--- Data to process ---

[Start of Attachment]

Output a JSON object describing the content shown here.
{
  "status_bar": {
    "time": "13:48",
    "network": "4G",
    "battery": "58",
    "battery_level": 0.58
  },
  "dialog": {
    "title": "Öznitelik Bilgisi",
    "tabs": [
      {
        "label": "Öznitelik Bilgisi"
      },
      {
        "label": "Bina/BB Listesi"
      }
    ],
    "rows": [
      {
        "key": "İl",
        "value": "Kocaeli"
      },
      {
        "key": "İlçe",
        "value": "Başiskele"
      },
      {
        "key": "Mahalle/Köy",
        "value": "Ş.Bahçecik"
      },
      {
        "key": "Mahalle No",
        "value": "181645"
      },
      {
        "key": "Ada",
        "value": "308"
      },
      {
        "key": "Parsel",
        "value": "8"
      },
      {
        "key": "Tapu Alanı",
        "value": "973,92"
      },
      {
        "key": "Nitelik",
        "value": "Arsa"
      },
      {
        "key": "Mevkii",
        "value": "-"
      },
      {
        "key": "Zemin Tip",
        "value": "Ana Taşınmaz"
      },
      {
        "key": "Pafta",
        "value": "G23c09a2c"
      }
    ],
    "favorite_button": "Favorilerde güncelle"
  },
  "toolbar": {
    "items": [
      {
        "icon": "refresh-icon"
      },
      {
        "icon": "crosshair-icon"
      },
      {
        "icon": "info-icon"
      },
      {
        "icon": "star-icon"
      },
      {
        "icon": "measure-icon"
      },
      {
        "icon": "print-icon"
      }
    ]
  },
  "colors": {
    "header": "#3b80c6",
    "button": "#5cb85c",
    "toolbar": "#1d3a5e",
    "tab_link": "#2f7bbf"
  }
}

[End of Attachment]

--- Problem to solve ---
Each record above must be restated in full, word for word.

--- Task answer ---
Output a JSON object describing the content shown here.
{
  "status_bar": {
    "time": "13:48",
    "network": "4G",
    "battery": "58",
    "battery_level": 0.58
  },
  "dialog": {
    "title": "Öznitelik Bilgisi",
    "tabs": [
      {
        "label": "Öznitelik Bilgisi"
      },
      {
        "label": "Bina/BB Listesi"
      }
    ],
    "rows": [
      {
        "key": "İl",
        "value": "Kocaeli"
      },
      {
        "key": "İlçe",
        "value": "Başiskele"
      },
      {
        "key": "Mahalle/Köy",
        "value": "Ş.Bahçecik"
      },
      {
        "key": "Mahalle No",
        "value": "181645"
      },
      {
        "key": "Ada",
        "value": "308"
      },
      {
        "key": "Parsel",
        "value": "8"
      },
      {
        "key": "Tapu Alanı",
        "value": "973,92"
      },
      {
        "key": "Nitelik",
        "value": "Arsa"
      },
      {
        "key": "Mevkii",
        "value": "-"
      },
      {
        "key": "Zemin Tip",
        "value": "Ana Taşınmaz"
      },
      {
        "key": "Pafta",
        "value": "G23c09a2c"
      }
    ],
    "favorite_button": "Favorilerde güncelle"
  },
  "toolbar": {
    "items": [
      {
        "icon": "refresh-icon"
      },
      {
        "icon": "crosshair-icon"
      },
      {
        "icon": "info-icon"
      },
      {
        "icon": "star-icon"
      },
      {
        "icon": "measure-icon"
      },
      {
        "icon": "print-icon"
      }
    ]
  },
  "colors": {
    "header": "#3b80c6",
    "button": "#5cb85c",
    "toolbar": "#1d3a5e",
    "tab_link": "#2f7bbf"
  }
}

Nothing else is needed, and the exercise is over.